TASK:
Write out all of the records precisely. Skip anything that is a picture.

[Opening EXERCISE MATERIAL section]

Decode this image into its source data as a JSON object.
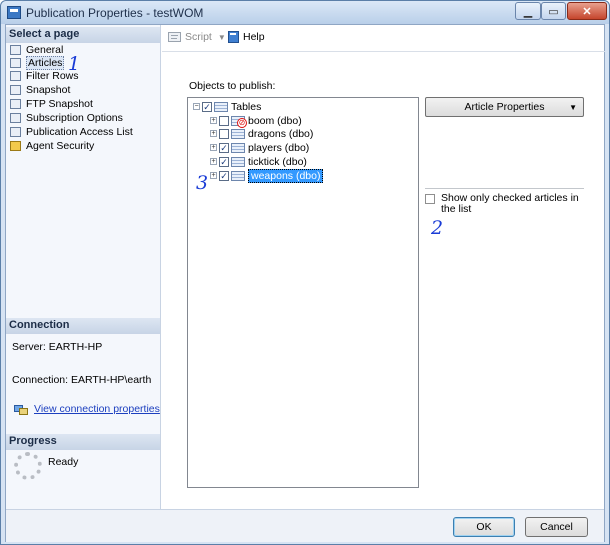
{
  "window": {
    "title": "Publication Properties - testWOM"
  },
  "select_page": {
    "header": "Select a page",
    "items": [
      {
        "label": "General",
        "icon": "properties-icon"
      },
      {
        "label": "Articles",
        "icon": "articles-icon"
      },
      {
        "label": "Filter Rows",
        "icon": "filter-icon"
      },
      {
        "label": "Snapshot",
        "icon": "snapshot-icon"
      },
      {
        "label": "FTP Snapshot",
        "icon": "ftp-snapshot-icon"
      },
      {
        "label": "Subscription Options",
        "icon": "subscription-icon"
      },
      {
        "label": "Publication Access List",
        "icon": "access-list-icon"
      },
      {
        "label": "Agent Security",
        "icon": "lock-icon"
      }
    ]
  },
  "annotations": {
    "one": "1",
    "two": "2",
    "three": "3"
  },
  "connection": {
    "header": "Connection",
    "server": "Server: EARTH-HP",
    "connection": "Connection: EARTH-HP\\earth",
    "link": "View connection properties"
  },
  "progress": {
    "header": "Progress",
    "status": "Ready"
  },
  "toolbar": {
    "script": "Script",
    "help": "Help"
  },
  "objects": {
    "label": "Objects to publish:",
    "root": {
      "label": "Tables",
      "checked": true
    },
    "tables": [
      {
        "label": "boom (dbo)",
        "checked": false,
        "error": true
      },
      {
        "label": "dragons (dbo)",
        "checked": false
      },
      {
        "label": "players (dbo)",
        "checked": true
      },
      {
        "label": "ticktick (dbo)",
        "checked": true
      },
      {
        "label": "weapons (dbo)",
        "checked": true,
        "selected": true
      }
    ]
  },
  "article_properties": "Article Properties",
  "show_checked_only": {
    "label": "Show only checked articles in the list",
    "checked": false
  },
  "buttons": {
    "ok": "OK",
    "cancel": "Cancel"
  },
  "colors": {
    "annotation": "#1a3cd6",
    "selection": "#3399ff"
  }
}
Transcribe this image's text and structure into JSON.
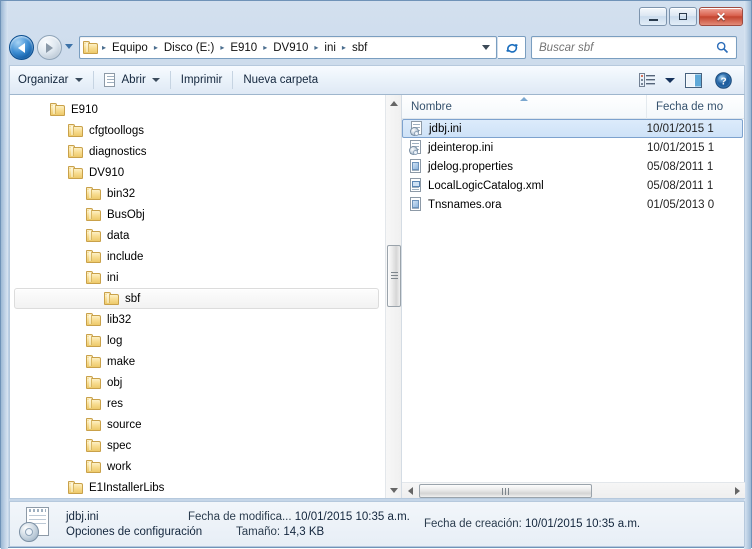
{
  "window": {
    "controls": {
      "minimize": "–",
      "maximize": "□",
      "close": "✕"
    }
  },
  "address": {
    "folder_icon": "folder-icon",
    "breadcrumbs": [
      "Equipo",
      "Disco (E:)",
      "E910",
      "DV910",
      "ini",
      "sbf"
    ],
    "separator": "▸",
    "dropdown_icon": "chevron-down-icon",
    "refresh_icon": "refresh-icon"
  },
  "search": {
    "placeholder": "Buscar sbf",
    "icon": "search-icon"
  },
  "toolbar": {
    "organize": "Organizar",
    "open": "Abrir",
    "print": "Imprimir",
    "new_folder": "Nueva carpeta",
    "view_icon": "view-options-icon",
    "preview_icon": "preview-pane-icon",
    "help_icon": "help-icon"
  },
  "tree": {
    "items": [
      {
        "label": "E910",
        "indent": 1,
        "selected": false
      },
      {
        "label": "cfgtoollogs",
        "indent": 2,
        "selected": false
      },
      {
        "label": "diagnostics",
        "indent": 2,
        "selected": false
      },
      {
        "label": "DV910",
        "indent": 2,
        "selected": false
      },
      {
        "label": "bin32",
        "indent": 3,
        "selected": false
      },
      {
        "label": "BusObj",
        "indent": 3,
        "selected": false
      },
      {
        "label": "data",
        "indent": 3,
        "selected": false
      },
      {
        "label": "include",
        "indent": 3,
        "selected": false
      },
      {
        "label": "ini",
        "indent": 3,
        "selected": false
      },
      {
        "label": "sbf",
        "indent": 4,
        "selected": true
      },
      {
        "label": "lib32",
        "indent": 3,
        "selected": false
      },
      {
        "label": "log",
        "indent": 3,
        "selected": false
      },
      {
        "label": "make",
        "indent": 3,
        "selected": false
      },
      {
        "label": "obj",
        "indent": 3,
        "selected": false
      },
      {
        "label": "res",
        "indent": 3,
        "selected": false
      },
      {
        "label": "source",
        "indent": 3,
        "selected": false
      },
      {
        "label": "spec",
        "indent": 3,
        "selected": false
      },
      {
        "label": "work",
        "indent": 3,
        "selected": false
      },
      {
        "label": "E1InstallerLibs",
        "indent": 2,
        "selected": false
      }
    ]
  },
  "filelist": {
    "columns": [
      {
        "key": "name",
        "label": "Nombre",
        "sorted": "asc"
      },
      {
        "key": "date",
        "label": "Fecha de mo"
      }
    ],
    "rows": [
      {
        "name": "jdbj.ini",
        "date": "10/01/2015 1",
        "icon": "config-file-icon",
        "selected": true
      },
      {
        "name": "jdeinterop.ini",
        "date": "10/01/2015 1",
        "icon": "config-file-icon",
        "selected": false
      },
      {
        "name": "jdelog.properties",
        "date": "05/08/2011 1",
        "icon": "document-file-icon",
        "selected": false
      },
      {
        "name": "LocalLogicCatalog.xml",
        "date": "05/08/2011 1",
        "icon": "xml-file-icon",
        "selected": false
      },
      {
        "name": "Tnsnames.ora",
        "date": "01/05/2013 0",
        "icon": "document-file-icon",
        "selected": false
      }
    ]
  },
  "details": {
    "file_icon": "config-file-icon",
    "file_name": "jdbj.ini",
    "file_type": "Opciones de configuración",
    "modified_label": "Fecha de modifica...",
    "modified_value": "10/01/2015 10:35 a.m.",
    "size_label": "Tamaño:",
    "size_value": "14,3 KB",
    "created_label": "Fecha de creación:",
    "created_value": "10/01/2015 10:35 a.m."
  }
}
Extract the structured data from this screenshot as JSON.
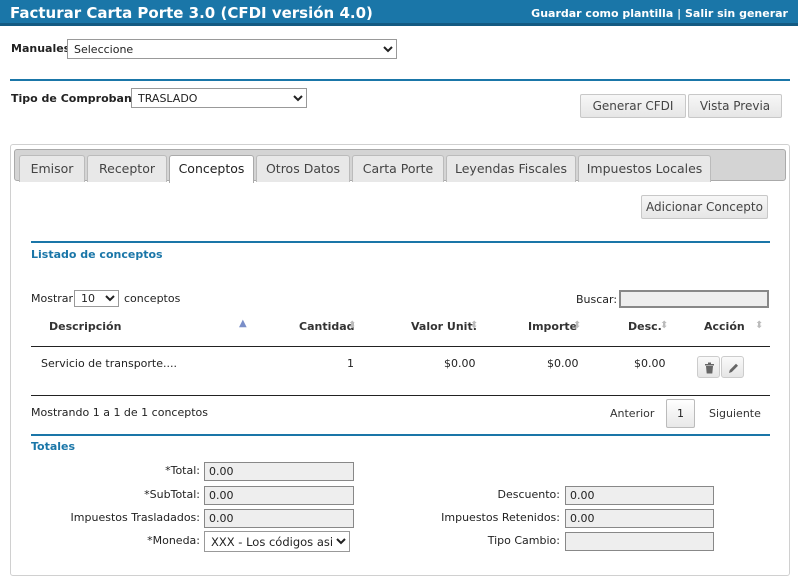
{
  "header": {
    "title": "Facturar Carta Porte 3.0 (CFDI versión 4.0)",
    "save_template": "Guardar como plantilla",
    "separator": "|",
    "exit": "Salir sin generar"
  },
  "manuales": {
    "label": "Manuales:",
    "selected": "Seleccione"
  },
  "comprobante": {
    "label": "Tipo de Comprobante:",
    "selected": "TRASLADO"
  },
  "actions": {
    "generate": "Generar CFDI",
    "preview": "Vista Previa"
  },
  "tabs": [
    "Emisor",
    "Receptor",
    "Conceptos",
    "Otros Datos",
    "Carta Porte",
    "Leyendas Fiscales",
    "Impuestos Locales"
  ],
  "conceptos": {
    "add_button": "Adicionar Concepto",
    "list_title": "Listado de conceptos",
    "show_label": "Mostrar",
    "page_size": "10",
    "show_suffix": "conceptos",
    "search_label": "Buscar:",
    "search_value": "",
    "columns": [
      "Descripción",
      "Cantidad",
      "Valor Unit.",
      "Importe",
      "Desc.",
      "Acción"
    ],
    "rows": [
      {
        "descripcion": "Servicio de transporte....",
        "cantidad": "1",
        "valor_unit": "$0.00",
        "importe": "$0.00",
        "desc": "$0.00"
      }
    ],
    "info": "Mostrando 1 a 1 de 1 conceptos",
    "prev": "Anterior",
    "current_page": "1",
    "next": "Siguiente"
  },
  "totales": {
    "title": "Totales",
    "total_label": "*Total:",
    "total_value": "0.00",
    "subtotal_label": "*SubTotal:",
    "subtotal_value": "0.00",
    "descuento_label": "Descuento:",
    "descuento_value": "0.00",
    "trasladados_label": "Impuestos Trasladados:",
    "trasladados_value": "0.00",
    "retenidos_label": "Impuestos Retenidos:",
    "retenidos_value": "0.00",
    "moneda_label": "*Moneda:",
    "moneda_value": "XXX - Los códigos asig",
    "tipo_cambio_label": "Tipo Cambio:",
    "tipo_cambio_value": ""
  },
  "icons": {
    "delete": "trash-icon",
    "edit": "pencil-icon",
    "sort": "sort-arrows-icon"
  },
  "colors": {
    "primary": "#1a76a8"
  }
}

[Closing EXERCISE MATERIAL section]

ANSWER SECTION:
Decode this image into its source data as a JSON object.
{
  "window": {
    "title": "Publication Properties - testWOM"
  },
  "select_page": {
    "header": "Select a page",
    "items": [
      {
        "label": "General",
        "icon": "properties-icon"
      },
      {
        "label": "Articles",
        "icon": "articles-icon"
      },
      {
        "label": "Filter Rows",
        "icon": "filter-icon"
      },
      {
        "label": "Snapshot",
        "icon": "snapshot-icon"
      },
      {
        "label": "FTP Snapshot",
        "icon": "ftp-snapshot-icon"
      },
      {
        "label": "Subscription Options",
        "icon": "subscription-icon"
      },
      {
        "label": "Publication Access List",
        "icon": "access-list-icon"
      },
      {
        "label": "Agent Security",
        "icon": "lock-icon"
      }
    ]
  },
  "annotations": {
    "one": "1",
    "two": "2",
    "three": "3"
  },
  "connection": {
    "header": "Connection",
    "server": "Server: EARTH-HP",
    "connection": "Connection: EARTH-HP\\earth",
    "link": "View connection properties"
  },
  "progress": {
    "header": "Progress",
    "status": "Ready"
  },
  "toolbar": {
    "script": "Script",
    "help": "Help"
  },
  "objects": {
    "label": "Objects to publish:",
    "root": {
      "label": "Tables",
      "checked": true
    },
    "tables": [
      {
        "label": "boom (dbo)",
        "checked": false,
        "error": true
      },
      {
        "label": "dragons (dbo)",
        "checked": false
      },
      {
        "label": "players (dbo)",
        "checked": true
      },
      {
        "label": "ticktick (dbo)",
        "checked": true
      },
      {
        "label": "weapons (dbo)",
        "checked": true,
        "selected": true
      }
    ]
  },
  "article_properties": "Article Properties",
  "show_checked_only": {
    "label": "Show only checked articles in the list",
    "checked": false
  },
  "buttons": {
    "ok": "OK",
    "cancel": "Cancel"
  },
  "colors": {
    "annotation": "#1a3cd6",
    "selection": "#3399ff"
  }
}
Transcribe this image's text and structure into JSON.
{
  "window": {
    "controls": {
      "minimize": "–",
      "maximize": "□",
      "close": "✕"
    }
  },
  "address": {
    "folder_icon": "folder-icon",
    "breadcrumbs": [
      "Equipo",
      "Disco (E:)",
      "E910",
      "DV910",
      "ini",
      "sbf"
    ],
    "separator": "▸",
    "dropdown_icon": "chevron-down-icon",
    "refresh_icon": "refresh-icon"
  },
  "search": {
    "placeholder": "Buscar sbf",
    "icon": "search-icon"
  },
  "toolbar": {
    "organize": "Organizar",
    "open": "Abrir",
    "print": "Imprimir",
    "new_folder": "Nueva carpeta",
    "view_icon": "view-options-icon",
    "preview_icon": "preview-pane-icon",
    "help_icon": "help-icon"
  },
  "tree": {
    "items": [
      {
        "label": "E910",
        "indent": 1,
        "selected": false
      },
      {
        "label": "cfgtoollogs",
        "indent": 2,
        "selected": false
      },
      {
        "label": "diagnostics",
        "indent": 2,
        "selected": false
      },
      {
        "label": "DV910",
        "indent": 2,
        "selected": false
      },
      {
        "label": "bin32",
        "indent": 3,
        "selected": false
      },
      {
        "label": "BusObj",
        "indent": 3,
        "selected": false
      },
      {
        "label": "data",
        "indent": 3,
        "selected": false
      },
      {
        "label": "include",
        "indent": 3,
        "selected": false
      },
      {
        "label": "ini",
        "indent": 3,
        "selected": false
      },
      {
        "label": "sbf",
        "indent": 4,
        "selected": true
      },
      {
        "label": "lib32",
        "indent": 3,
        "selected": false
      },
      {
        "label": "log",
        "indent": 3,
        "selected": false
      },
      {
        "label": "make",
        "indent": 3,
        "selected": false
      },
      {
        "label": "obj",
        "indent": 3,
        "selected": false
      },
      {
        "label": "res",
        "indent": 3,
        "selected": false
      },
      {
        "label": "source",
        "indent": 3,
        "selected": false
      },
      {
        "label": "spec",
        "indent": 3,
        "selected": false
      },
      {
        "label": "work",
        "indent": 3,
        "selected": false
      },
      {
        "label": "E1InstallerLibs",
        "indent": 2,
        "selected": false
      }
    ]
  },
  "filelist": {
    "columns": [
      {
        "key": "name",
        "label": "Nombre",
        "sorted": "asc"
      },
      {
        "key": "date",
        "label": "Fecha de mo"
      }
    ],
    "rows": [
      {
        "name": "jdbj.ini",
        "date": "10/01/2015 1",
        "icon": "config-file-icon",
        "selected": true
      },
      {
        "name": "jdeinterop.ini",
        "date": "10/01/2015 1",
        "icon": "config-file-icon",
        "selected": false
      },
      {
        "name": "jdelog.properties",
        "date": "05/08/2011 1",
        "icon": "document-file-icon",
        "selected": false
      },
      {
        "name": "LocalLogicCatalog.xml",
        "date": "05/08/2011 1",
        "icon": "xml-file-icon",
        "selected": false
      },
      {
        "name": "Tnsnames.ora",
        "date": "01/05/2013 0",
        "icon": "document-file-icon",
        "selected": false
      }
    ]
  },
  "details": {
    "file_icon": "config-file-icon",
    "file_name": "jdbj.ini",
    "file_type": "Opciones de configuración",
    "modified_label": "Fecha de modifica...",
    "modified_value": "10/01/2015 10:35 a.m.",
    "size_label": "Tamaño:",
    "size_value": "14,3 KB",
    "created_label": "Fecha de creación:",
    "created_value": "10/01/2015 10:35 a.m."
  }
}
Extract the structured data from this screenshot as JSON.
{
  "header": {
    "title": "Facturar Carta Porte 3.0 (CFDI versión 4.0)",
    "save_template": "Guardar como plantilla",
    "separator": "|",
    "exit": "Salir sin generar"
  },
  "manuales": {
    "label": "Manuales:",
    "selected": "Seleccione"
  },
  "comprobante": {
    "label": "Tipo de Comprobante:",
    "selected": "TRASLADO"
  },
  "actions": {
    "generate": "Generar CFDI",
    "preview": "Vista Previa"
  },
  "tabs": [
    "Emisor",
    "Receptor",
    "Conceptos",
    "Otros Datos",
    "Carta Porte",
    "Leyendas Fiscales",
    "Impuestos Locales"
  ],
  "conceptos": {
    "add_button": "Adicionar Concepto",
    "list_title": "Listado de conceptos",
    "show_label": "Mostrar",
    "page_size": "10",
    "show_suffix": "conceptos",
    "search_label": "Buscar:",
    "search_value": "",
    "columns": [
      "Descripción",
      "Cantidad",
      "Valor Unit.",
      "Importe",
      "Desc.",
      "Acción"
    ],
    "rows": [
      {
        "descripcion": "Servicio de transporte....",
        "cantidad": "1",
        "valor_unit": "$0.00",
        "importe": "$0.00",
        "desc": "$0.00"
      }
    ],
    "info": "Mostrando 1 a 1 de 1 conceptos",
    "prev": "Anterior",
    "current_page": "1",
    "next": "Siguiente"
  },
  "totales": {
    "title": "Totales",
    "total_label": "*Total:",
    "total_value": "0.00",
    "subtotal_label": "*SubTotal:",
    "subtotal_value": "0.00",
    "descuento_label": "Descuento:",
    "descuento_value": "0.00",
    "trasladados_label": "Impuestos Trasladados:",
    "trasladados_value": "0.00",
    "retenidos_label": "Impuestos Retenidos:",
    "retenidos_value": "0.00",
    "moneda_label": "*Moneda:",
    "moneda_value": "XXX - Los códigos asig",
    "tipo_cambio_label": "Tipo Cambio:",
    "tipo_cambio_value": ""
  },
  "icons": {
    "delete": "trash-icon",
    "edit": "pencil-icon",
    "sort": "sort-arrows-icon"
  },
  "colors": {
    "primary": "#1a76a8"
  }
}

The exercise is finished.